[App and web page records]
┄┄┄┄┄┄┄┄┄┄┄┄┄┄┄┄┄┄┄┄
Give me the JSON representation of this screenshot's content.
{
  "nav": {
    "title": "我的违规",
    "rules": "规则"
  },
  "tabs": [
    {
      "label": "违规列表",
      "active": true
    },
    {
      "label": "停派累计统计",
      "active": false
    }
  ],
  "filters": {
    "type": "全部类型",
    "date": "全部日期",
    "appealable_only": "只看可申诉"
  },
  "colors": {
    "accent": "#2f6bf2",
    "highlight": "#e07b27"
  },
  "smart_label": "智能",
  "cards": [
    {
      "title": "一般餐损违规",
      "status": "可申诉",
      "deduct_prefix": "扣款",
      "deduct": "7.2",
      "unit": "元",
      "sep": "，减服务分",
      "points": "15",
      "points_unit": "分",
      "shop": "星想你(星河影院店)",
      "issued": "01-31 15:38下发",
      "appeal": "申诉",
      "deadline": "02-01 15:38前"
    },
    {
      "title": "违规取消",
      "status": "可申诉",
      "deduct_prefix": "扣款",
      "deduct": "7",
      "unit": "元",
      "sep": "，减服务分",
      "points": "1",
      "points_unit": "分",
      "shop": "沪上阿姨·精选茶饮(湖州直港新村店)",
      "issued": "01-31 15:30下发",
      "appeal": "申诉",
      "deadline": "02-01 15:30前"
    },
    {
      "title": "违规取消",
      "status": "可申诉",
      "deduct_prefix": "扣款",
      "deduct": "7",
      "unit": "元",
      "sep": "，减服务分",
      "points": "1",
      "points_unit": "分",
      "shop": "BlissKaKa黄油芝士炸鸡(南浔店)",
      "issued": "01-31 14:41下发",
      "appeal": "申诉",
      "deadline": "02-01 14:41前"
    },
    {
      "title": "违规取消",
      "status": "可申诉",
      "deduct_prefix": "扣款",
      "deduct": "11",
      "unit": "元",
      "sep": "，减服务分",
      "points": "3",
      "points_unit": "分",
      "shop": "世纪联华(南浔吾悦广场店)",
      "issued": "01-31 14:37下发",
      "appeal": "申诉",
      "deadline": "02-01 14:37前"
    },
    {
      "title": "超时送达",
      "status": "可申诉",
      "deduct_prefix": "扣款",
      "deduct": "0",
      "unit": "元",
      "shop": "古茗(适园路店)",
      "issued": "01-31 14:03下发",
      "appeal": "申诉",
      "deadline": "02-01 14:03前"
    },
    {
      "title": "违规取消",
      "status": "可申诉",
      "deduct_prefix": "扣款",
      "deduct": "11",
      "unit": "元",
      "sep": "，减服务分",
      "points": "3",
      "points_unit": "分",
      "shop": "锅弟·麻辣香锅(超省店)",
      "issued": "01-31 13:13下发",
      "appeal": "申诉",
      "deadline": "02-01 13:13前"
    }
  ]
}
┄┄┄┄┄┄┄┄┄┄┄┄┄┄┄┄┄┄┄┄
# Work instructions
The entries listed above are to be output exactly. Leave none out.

# Problem solution
Give me the JSON representation of this screenshot's content.
{
  "nav": {
    "title": "我的违规",
    "rules": "规则"
  },
  "tabs": [
    {
      "label": "违规列表",
      "active": true
    },
    {
      "label": "停派累计统计",
      "active": false
    }
  ],
  "filters": {
    "type": "全部类型",
    "date": "全部日期",
    "appealable_only": "只看可申诉"
  },
  "colors": {
    "accent": "#2f6bf2",
    "highlight": "#e07b27"
  },
  "smart_label": "智能",
  "cards": [
    {
      "title": "一般餐损违规",
      "status": "可申诉",
      "deduct_prefix": "扣款",
      "deduct": "7.2",
      "unit": "元",
      "sep": "，减服务分",
      "points": "15",
      "points_unit": "分",
      "shop": "星想你(星河影院店)",
      "issued": "01-31 15:38下发",
      "appeal": "申诉",
      "deadline": "02-01 15:38前"
    },
    {
      "title": "违规取消",
      "status": "可申诉",
      "deduct_prefix": "扣款",
      "deduct": "7",
      "unit": "元",
      "sep": "，减服务分",
      "points": "1",
      "points_unit": "分",
      "shop": "沪上阿姨·精选茶饮(湖州直港新村店)",
      "issued": "01-31 15:30下发",
      "appeal": "申诉",
      "deadline": "02-01 15:30前"
    },
    {
      "title": "违规取消",
      "status": "可申诉",
      "deduct_prefix": "扣款",
      "deduct": "7",
      "unit": "元",
      "sep": "，减服务分",
      "points": "1",
      "points_unit": "分",
      "shop": "BlissKaKa黄油芝士炸鸡(南浔店)",
      "issued": "01-31 14:41下发",
      "appeal": "申诉",
      "deadline": "02-01 14:41前"
    },
    {
      "title": "违规取消",
      "status": "可申诉",
      "deduct_prefix": "扣款",
      "deduct": "11",
      "unit": "元",
      "sep": "，减服务分",
      "points": "3",
      "points_unit": "分",
      "shop": "世纪联华(南浔吾悦广场店)",
      "issued": "01-31 14:37下发",
      "appeal": "申诉",
      "deadline": "02-01 14:37前"
    },
    {
      "title": "超时送达",
      "status": "可申诉",
      "deduct_prefix": "扣款",
      "deduct": "0",
      "unit": "元",
      "shop": "古茗(适园路店)",
      "issued": "01-31 14:03下发",
      "appeal": "申诉",
      "deadline": "02-01 14:03前"
    },
    {
      "title": "违规取消",
      "status": "可申诉",
      "deduct_prefix": "扣款",
      "deduct": "11",
      "unit": "元",
      "sep": "，减服务分",
      "points": "3",
      "points_unit": "分",
      "shop": "锅弟·麻辣香锅(超省店)",
      "issued": "01-31 13:13下发",
      "appeal": "申诉",
      "deadline": "02-01 13:13前"
    }
  ]
}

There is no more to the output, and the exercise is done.